The court took a comparably narrow view of who may be sued under the statute. Prior to 2009, section 3730(h) allowed any employee subject to retaliatory conduct “by his or her employer” to sue. Id. at *11. When Congress amended the provision to include “contractor[s]” and “agent[s]” alongside “employee[s],” it simultaneously did away with the reference to conduct “by his or her employer.” Id. Relator argued that this change—and the plain meaning of the current provision—expanded the class of potential defendants to anyone engaging in retaliatory conduct and therefore authorized claims against individual Kiewit employees. Id. Again, the court disagreed.

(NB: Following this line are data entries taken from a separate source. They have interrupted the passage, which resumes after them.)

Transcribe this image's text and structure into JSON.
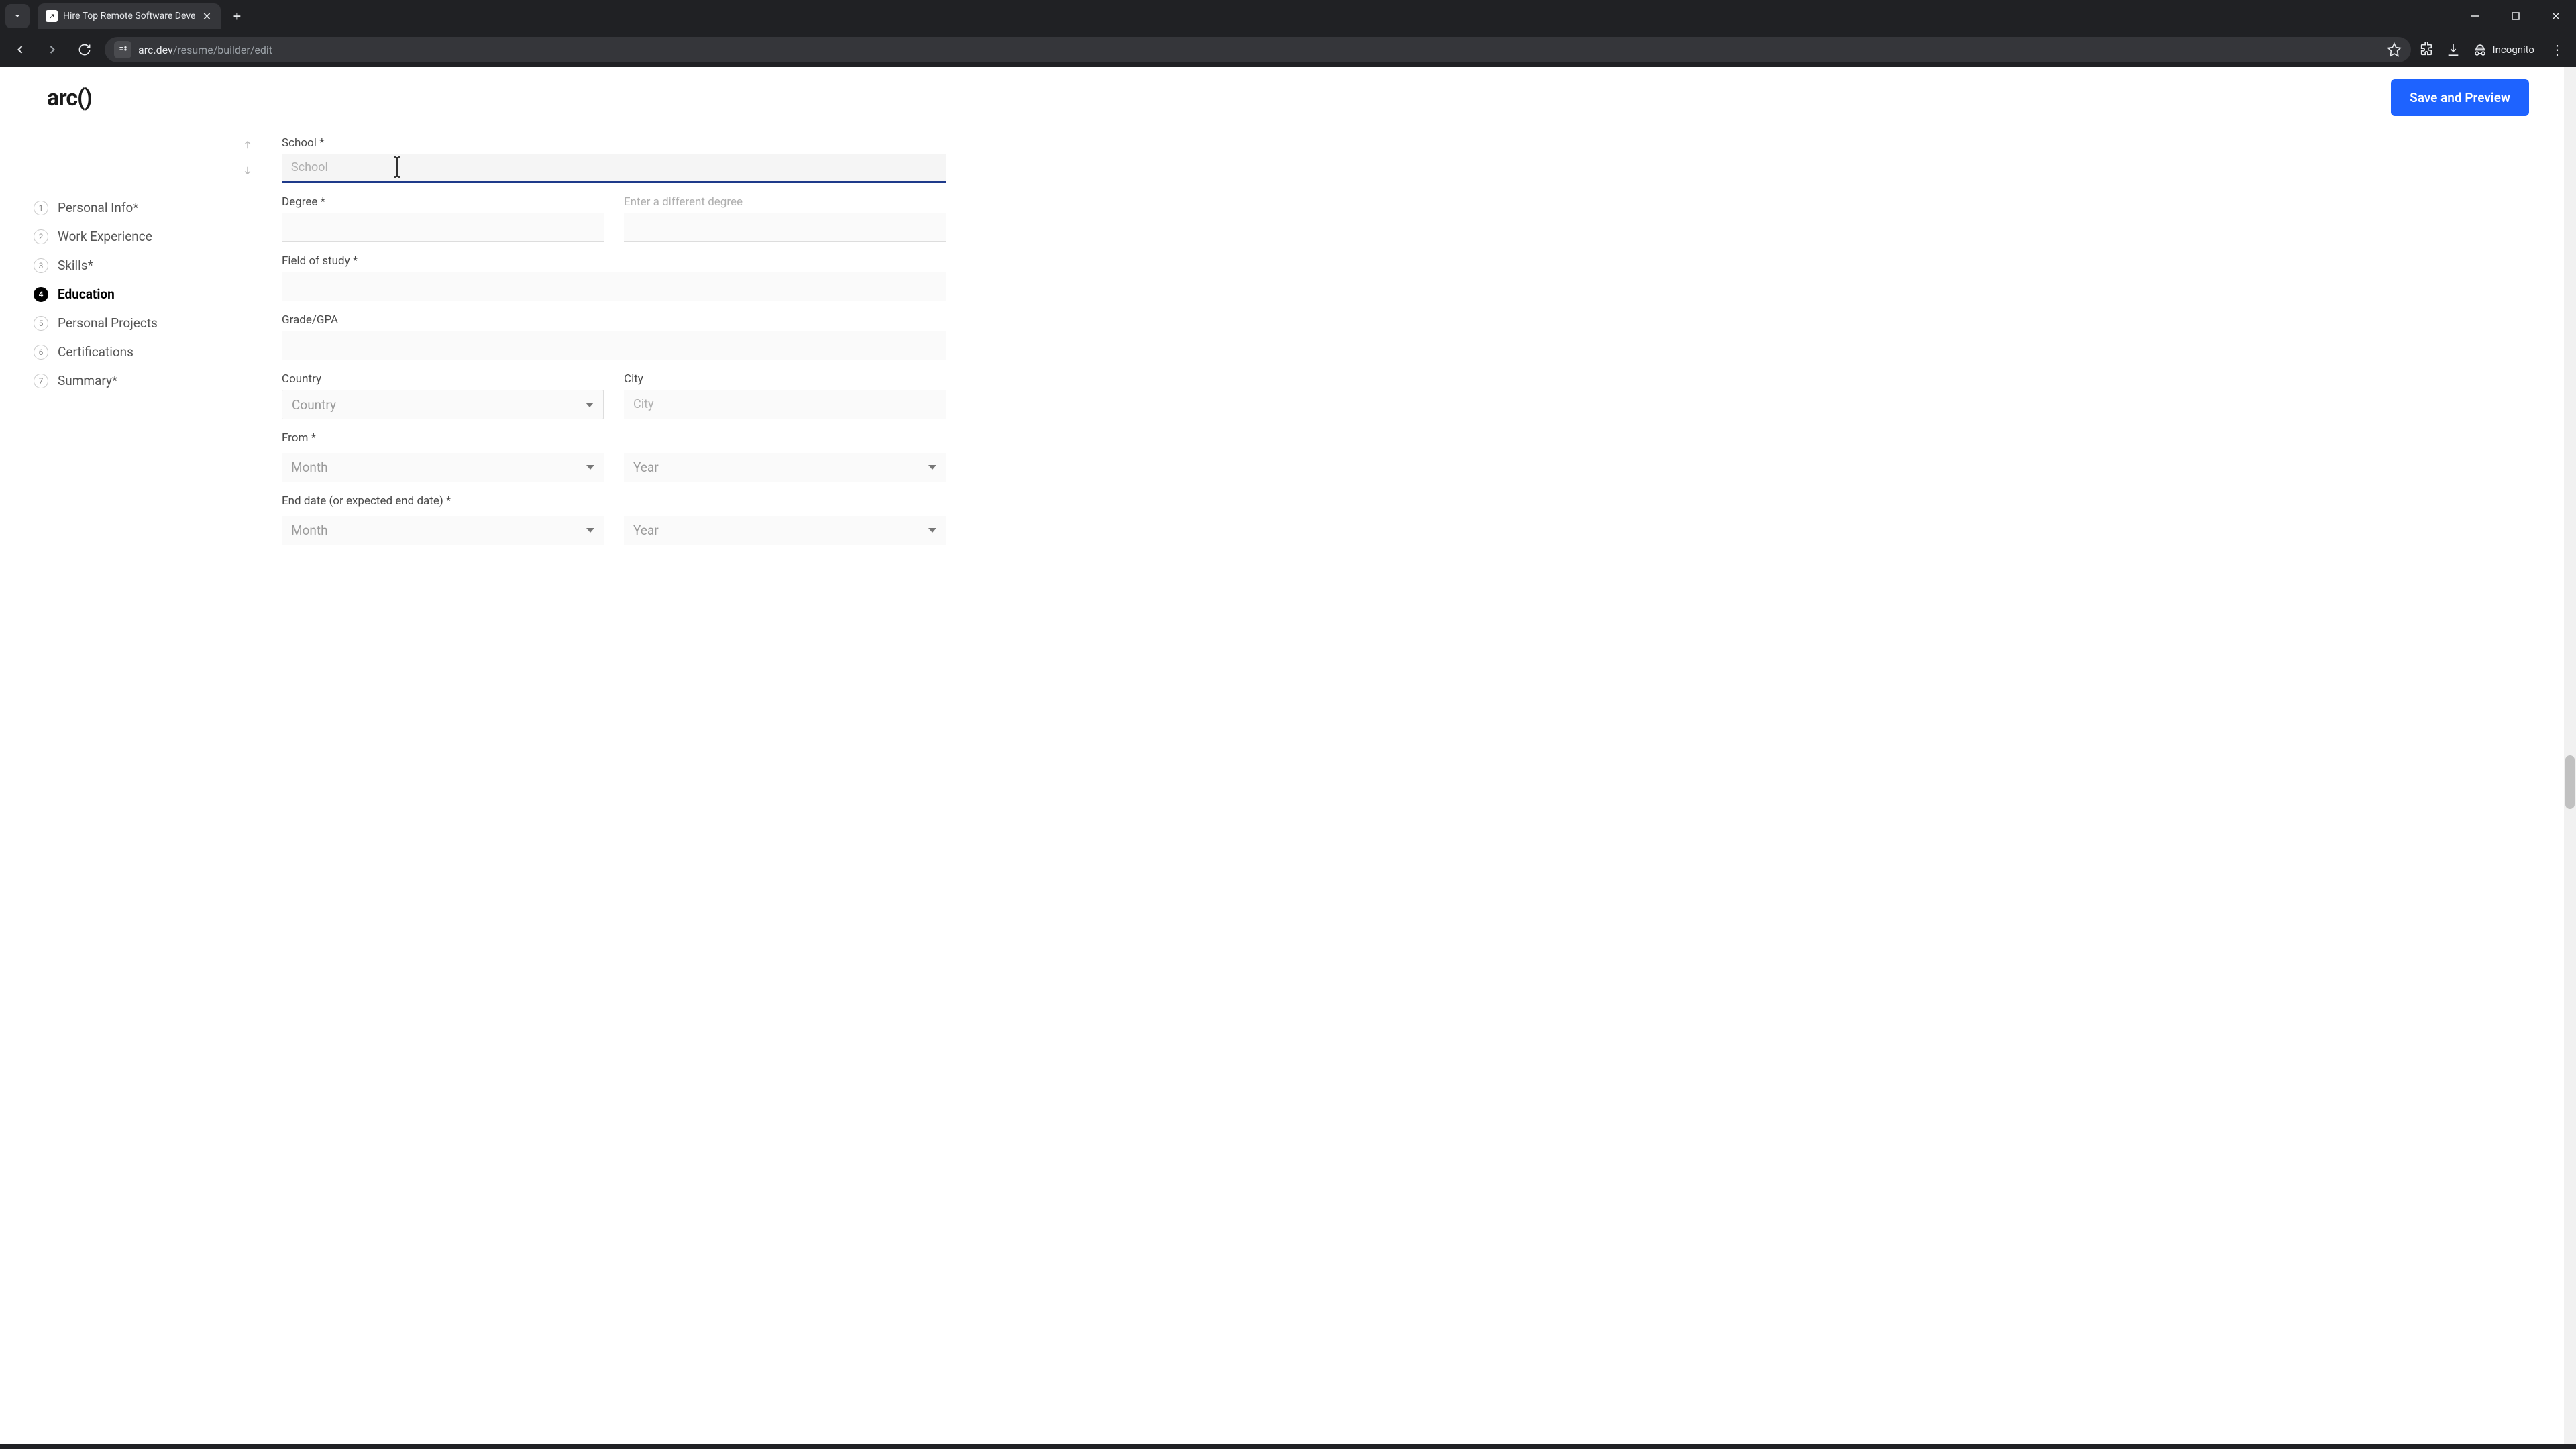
{
  "browser": {
    "tab_title": "Hire Top Remote Software Deve",
    "url_host": "arc.dev",
    "url_path": "/resume/builder/edit",
    "incognito_label": "Incognito"
  },
  "header": {
    "logo_text": "arc()",
    "save_preview_label": "Save and Preview"
  },
  "sidebar": {
    "items": [
      {
        "num": "1",
        "label": "Personal Info*"
      },
      {
        "num": "2",
        "label": "Work Experience"
      },
      {
        "num": "3",
        "label": "Skills*"
      },
      {
        "num": "4",
        "label": "Education"
      },
      {
        "num": "5",
        "label": "Personal Projects"
      },
      {
        "num": "6",
        "label": "Certifications"
      },
      {
        "num": "7",
        "label": "Summary*"
      }
    ],
    "active_index": 3
  },
  "form": {
    "school": {
      "label": "School *",
      "placeholder": "School",
      "value": ""
    },
    "degree": {
      "label": "Degree *",
      "value": ""
    },
    "other_degree": {
      "label": "Enter a different degree",
      "value": ""
    },
    "field_of_study": {
      "label": "Field of study *",
      "value": ""
    },
    "grade": {
      "label": "Grade/GPA",
      "value": ""
    },
    "country": {
      "label": "Country",
      "placeholder": "Country"
    },
    "city": {
      "label": "City",
      "placeholder": "City",
      "value": ""
    },
    "from": {
      "label": "From *",
      "month_placeholder": "Month",
      "year_placeholder": "Year"
    },
    "end": {
      "label": "End date (or expected end date) *",
      "month_placeholder": "Month",
      "year_placeholder": "Year"
    }
  }
}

Because the predominant view before 2009 limited liability to the whistleblower’s employer, the court held that Congress would not have overruled that long line of cases and expanded the scope of False Claims Act liability without saying so. Instead, the reason for the deletion was most likely that the provision could no longer refer only to the whistleblower’s “employer” because it now applied to entities with a contractual or agency relationship with the whistleblower. Id. at *12. The court thus concluded that “the 2009 amendment did not expand liability to individuals such as the individual Defendants named here, e.g., coworkers, supervisors, or corporate officers who are not employers, or who lack a contractor or agency relationship with the plaintiff.” Id.
This decision imposes important limits on retaliation claims and may be looked to in future cases, particularly since the court found no case law addressing whether non-individuals can sue for retaliation, 2014 WL 1997151, at *10, and recognized express disagreement with its interpretation regarding putative defendants, id. at *12 n.5.